**WHAT YOU SHOULD DO**
Your response should consist of one number, the count of lines below that contain "title".
──────────────────────────────
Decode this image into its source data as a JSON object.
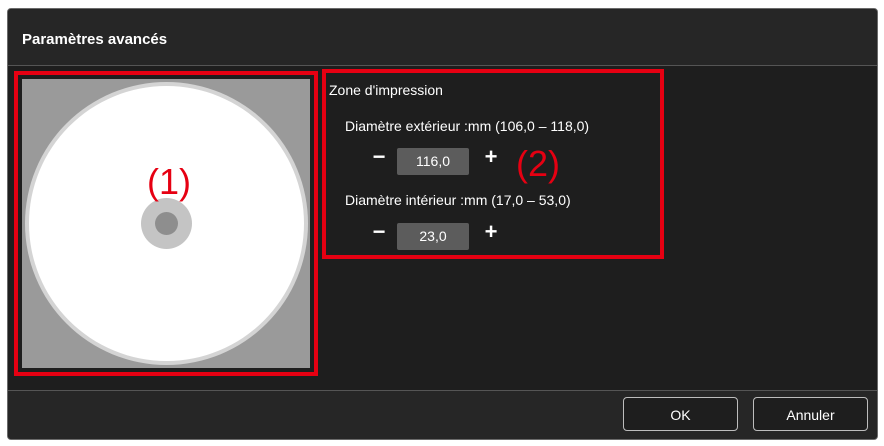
{
  "dialog": {
    "title": "Paramètres avancés"
  },
  "preview": {
    "marker": "(1)"
  },
  "print_zone": {
    "title": "Zone d'impression",
    "marker": "(2)",
    "outer_diameter": {
      "label": "Diamètre extérieur :mm (106,0 – 118,0)",
      "value": "116,0",
      "decrement": "−",
      "increment": "+"
    },
    "inner_diameter": {
      "label": "Diamètre intérieur :mm (17,0 – 53,0)",
      "value": "23,0",
      "decrement": "−",
      "increment": "+"
    }
  },
  "footer": {
    "ok_label": "OK",
    "cancel_label": "Annuler"
  },
  "colors": {
    "highlight": "#e60012",
    "background": "#1c1c1c",
    "value_box": "#5c5c5c"
  }
}
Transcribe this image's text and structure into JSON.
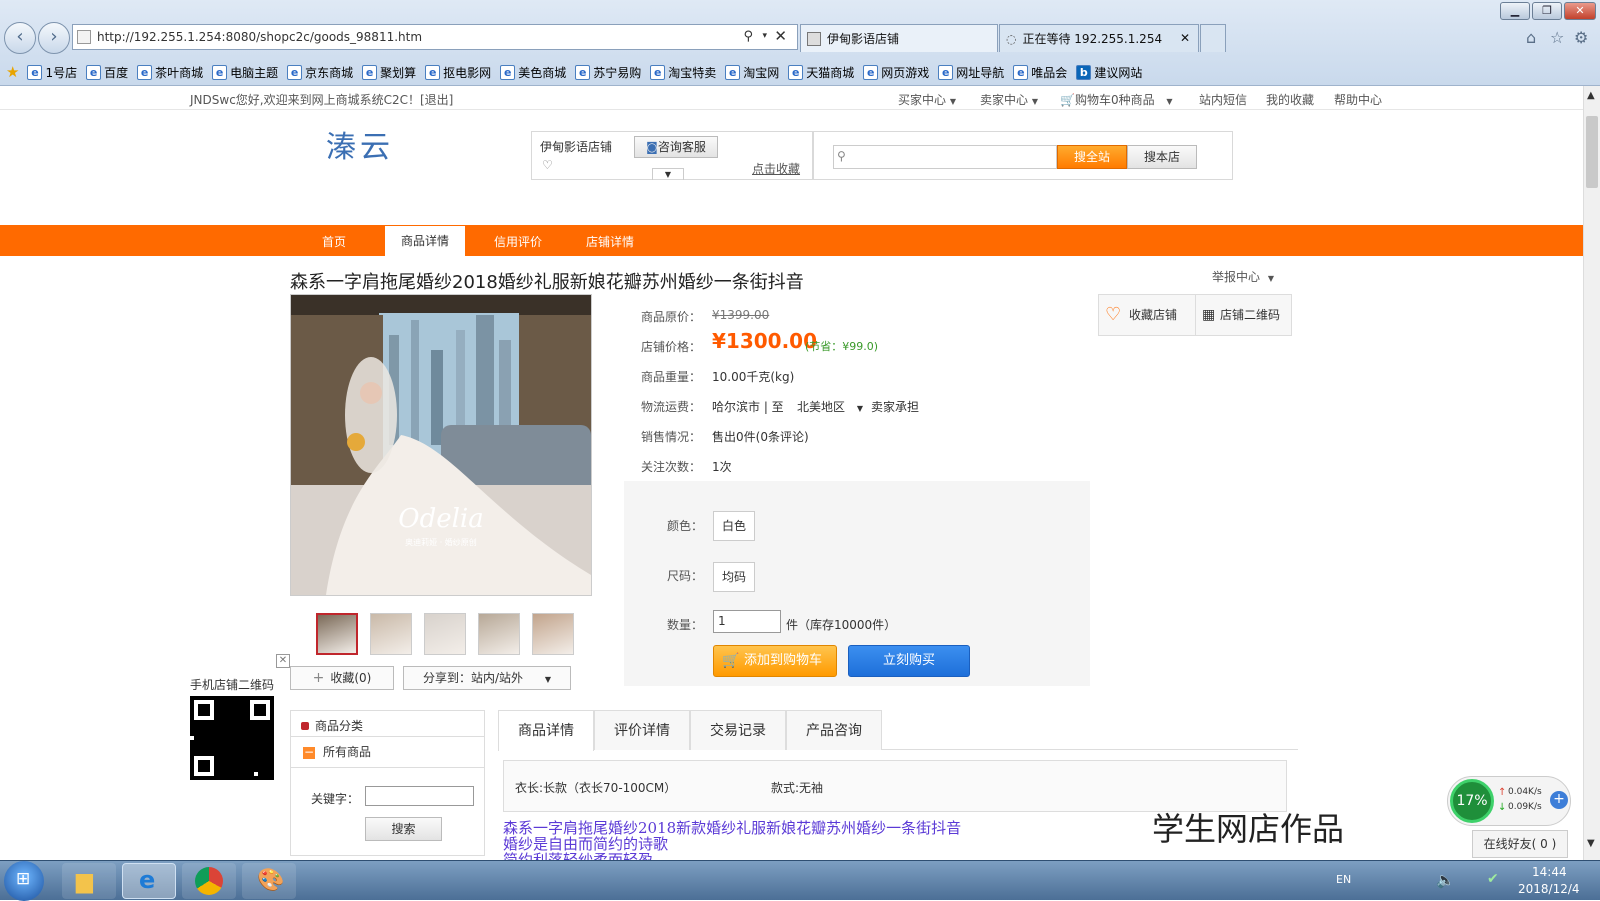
{
  "browser": {
    "address": "http://192.255.1.254:8080/shopc2c/goods_98811.htm",
    "tabs": [
      {
        "title": "伊甸影语店铺"
      },
      {
        "title": "正在等待 192.255.1.254"
      }
    ],
    "favorites": [
      "1号店",
      "百度",
      "茶叶商城",
      "电脑主题",
      "京东商城",
      "聚划算",
      "抠电影网",
      "美色商城",
      "苏宁易购",
      "淘宝特卖",
      "淘宝网",
      "天猫商城",
      "网页游戏",
      "网址导航",
      "唯品会",
      "建议网站"
    ]
  },
  "topbar": {
    "welcome": "JNDSwc您好,欢迎来到网上商城系统C2C！[退出]",
    "buyer": "买家中心",
    "seller": "卖家中心",
    "cart": "购物车0种商品",
    "msg": "站内短信",
    "fav": "我的收藏",
    "help": "帮助中心"
  },
  "header": {
    "logo": "溱云",
    "store_name": "伊甸影语店铺",
    "consult": "咨询客服",
    "collect": "点击收藏",
    "search_all": "搜全站",
    "search_store": "搜本店"
  },
  "nav": {
    "home": "首页",
    "detail": "商品详情",
    "credit": "信用评价",
    "store": "店铺详情"
  },
  "product": {
    "title": "森系一字肩拖尾婚纱2018婚纱礼服新娘花瓣苏州婚纱一条街抖音",
    "report": "举报中心",
    "orig_label": "商品原价：",
    "orig_price": "¥1399.00",
    "price_label": "店铺价格：",
    "price": "¥1300.00",
    "save": "(节省：¥99.0)",
    "weight_label": "商品重量：",
    "weight": "10.00千克(kg)",
    "ship_label": "物流运费：",
    "ship_from": "哈尔滨市 | 至",
    "ship_to": "北美地区",
    "ship_note": "卖家承担",
    "sales_label": "销售情况：",
    "sales": "售出0件(0条评论)",
    "follow_label": "关注次数：",
    "follow": "1次",
    "color_label": "颜色：",
    "color": "白色",
    "size_label": "尺码：",
    "size": "均码",
    "qty_label": "数量：",
    "qty": "1",
    "stock": "件（库存10000件）",
    "add_cart": "添加到购物车",
    "buy_now": "立刻购买",
    "watermark": "Odelia",
    "watermark_sub": "奥迪莉娅 · 婚纱原创"
  },
  "side": {
    "fav_store": "收藏店铺",
    "qr": "店铺二维码",
    "mobile_qr": "手机店铺二维码",
    "collect_count": "收藏(0)",
    "share": "分享到：站内/站外"
  },
  "category": {
    "title": "商品分类",
    "all": "所有商品",
    "keyword": "关键字：",
    "search": "搜索"
  },
  "tabs": [
    "商品详情",
    "评价详情",
    "交易记录",
    "产品咨询"
  ],
  "attrs": {
    "length": "衣长:长款（衣长70-100CM）",
    "style": "款式:无袖"
  },
  "desc": {
    "line1": "森系一字肩拖尾婚纱2018新款婚纱礼服新娘花瓣苏州婚纱一条街抖音",
    "line2": "婚纱是自由而简约的诗歌",
    "line3": "简约利落轻纱柔而轻盈"
  },
  "overlay": {
    "banner": "学生网店作品",
    "net_pct": "17%",
    "up": "0.04K/s",
    "down": "0.09K/s",
    "online": "在线好友( 0 )"
  },
  "taskbar": {
    "lang": "EN",
    "time": "14:44",
    "date": "2018/12/4"
  },
  "colors": {
    "accent": "#ff6a00",
    "price": "#ff5a00",
    "buy_blue": "#1e6fd9"
  }
}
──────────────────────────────
**FINAL ANSWER**
6